Granville Sharp’s Rule -- By: Bruce A. Baker

Journal: Journal of Ministry and Theology
Volume: JMAT 01:2 (Fall 1997)
Article: Granville Sharp’s Rule
Author: Bruce A. Baker

Granville Sharp’s Rule

Bruce A. Baker

Pastor, Concord Baptist Church, Bates City, Missouri

In the year 1798, a layman who was completely self-taught published a small book that he had written twenty years earlier. In it he articulated six principles regarding the use of the article in the Greek New Testament. Despite the brevity of the work and the lack of formal education of the author, this book is now considered a classic in the specialty of Greek grammar. The layman’s name was Granville Sharp.

Granville Sharp’s accomplishments,1 considering his lack of formal education, are astounding. He filed and won several lawsuits in England aimed at ending the slave trade. Ultimately, slavery itself was abolished in England, due in no small part to his strenuous efforts behind the scenes. Although he never left his native England, his influence was felt well beyond its borders. Sharp’s pamphlet decrying the tyranny of taxation without representation was sent to America by Benjamin Franklin, where it was immediately reprinted in the thousands. Sharp founded the country of Sierra Leone in West Africa as a haven for homeless former slaves after he became aware of their plight on the streets of London. By the time of his death in 1813, he was a celebrated figure on three continents.

His book, Remarks on the Uses of the Definitive Article in the Greek Text of the New Testament: Containing many New Proofs of the Divinity of Christ, from Passages which are wrongly Translated in the Common English Version, was as brief as the title was long—originally only sixty pages.

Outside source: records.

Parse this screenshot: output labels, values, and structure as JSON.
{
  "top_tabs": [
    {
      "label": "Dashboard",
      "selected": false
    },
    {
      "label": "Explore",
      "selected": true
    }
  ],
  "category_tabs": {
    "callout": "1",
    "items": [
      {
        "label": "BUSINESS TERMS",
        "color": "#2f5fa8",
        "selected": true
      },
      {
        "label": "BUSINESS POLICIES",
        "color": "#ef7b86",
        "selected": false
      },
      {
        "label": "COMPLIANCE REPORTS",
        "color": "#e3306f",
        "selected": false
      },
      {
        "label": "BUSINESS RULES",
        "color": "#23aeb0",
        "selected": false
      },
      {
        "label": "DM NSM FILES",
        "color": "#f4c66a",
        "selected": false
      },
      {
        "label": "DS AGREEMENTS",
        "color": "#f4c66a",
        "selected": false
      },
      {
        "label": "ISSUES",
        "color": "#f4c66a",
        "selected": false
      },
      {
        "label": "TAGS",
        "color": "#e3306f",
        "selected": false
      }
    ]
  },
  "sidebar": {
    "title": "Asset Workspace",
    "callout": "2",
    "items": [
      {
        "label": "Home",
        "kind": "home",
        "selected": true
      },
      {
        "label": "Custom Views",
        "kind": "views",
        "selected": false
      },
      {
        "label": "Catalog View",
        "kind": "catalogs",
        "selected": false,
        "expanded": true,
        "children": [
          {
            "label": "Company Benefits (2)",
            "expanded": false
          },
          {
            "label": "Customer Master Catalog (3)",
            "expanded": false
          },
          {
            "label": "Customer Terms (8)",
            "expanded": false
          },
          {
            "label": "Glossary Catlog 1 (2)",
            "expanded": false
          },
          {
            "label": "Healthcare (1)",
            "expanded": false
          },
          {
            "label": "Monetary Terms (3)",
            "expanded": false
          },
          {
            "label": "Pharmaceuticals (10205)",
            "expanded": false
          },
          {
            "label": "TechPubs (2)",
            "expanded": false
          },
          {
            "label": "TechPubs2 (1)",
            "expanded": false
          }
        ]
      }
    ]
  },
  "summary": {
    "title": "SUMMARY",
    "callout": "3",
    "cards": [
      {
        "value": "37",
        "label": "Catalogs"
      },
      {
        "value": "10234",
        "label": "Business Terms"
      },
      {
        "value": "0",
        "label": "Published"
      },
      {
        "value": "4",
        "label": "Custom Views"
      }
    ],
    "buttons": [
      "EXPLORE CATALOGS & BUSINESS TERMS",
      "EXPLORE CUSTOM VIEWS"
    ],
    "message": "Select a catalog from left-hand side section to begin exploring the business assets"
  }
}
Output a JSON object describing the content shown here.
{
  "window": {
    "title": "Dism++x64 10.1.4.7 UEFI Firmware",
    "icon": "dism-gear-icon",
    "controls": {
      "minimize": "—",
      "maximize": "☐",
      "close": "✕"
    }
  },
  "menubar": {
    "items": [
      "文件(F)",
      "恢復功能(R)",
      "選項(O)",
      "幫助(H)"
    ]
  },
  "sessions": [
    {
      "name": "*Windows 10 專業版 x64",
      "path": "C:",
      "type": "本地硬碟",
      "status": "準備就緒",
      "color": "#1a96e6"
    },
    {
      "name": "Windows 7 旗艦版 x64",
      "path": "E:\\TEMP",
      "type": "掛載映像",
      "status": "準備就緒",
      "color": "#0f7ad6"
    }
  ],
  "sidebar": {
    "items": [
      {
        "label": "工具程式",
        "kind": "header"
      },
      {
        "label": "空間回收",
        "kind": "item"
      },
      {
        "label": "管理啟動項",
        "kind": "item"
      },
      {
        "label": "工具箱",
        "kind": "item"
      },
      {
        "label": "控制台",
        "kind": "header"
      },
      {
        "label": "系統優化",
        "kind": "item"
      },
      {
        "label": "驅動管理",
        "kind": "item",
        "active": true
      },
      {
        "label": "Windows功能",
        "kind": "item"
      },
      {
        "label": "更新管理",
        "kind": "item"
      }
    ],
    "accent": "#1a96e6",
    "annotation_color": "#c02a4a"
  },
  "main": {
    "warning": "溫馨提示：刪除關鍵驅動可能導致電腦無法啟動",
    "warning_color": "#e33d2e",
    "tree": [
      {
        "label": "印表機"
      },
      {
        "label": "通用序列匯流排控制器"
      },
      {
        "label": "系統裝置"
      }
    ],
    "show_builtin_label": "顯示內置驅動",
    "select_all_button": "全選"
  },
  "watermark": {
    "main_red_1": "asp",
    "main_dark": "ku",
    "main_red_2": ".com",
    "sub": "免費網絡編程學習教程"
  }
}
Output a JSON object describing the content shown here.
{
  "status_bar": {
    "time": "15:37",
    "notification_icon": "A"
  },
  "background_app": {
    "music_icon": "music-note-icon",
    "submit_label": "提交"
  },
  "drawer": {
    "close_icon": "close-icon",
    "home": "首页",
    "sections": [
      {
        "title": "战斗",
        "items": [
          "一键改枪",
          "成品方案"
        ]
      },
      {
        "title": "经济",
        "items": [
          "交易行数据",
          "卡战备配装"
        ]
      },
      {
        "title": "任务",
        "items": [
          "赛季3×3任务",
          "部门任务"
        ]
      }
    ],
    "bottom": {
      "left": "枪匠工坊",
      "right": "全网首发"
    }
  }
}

Even though subsequent editions added a comparatively lengthy preface, the main impact of Sharp’s book continues to be Rule One.

When the copulative καί connects two nouns of the same case, [viz. nouns (either substantive or adjective, or participles) of personal description, respecting office, dignity, affinity, or connexion, (sic) and attributes, properties, or qualities, good or ill,] if the article ὁ, or any of its cases, precedes the first of the said nouns or participles, and is not repeated before the second noun or participle, the latter always relates to the same person that is expressed or described by the first noun or participle.2

After stating this rule, Sharp explained and expanded the parameters of this rule. According to Sharp, the construction article-substantive3 καί...

You must have a subscription and be logged in to read the entire article.
Click here to subscribe
visitor : : uid: ()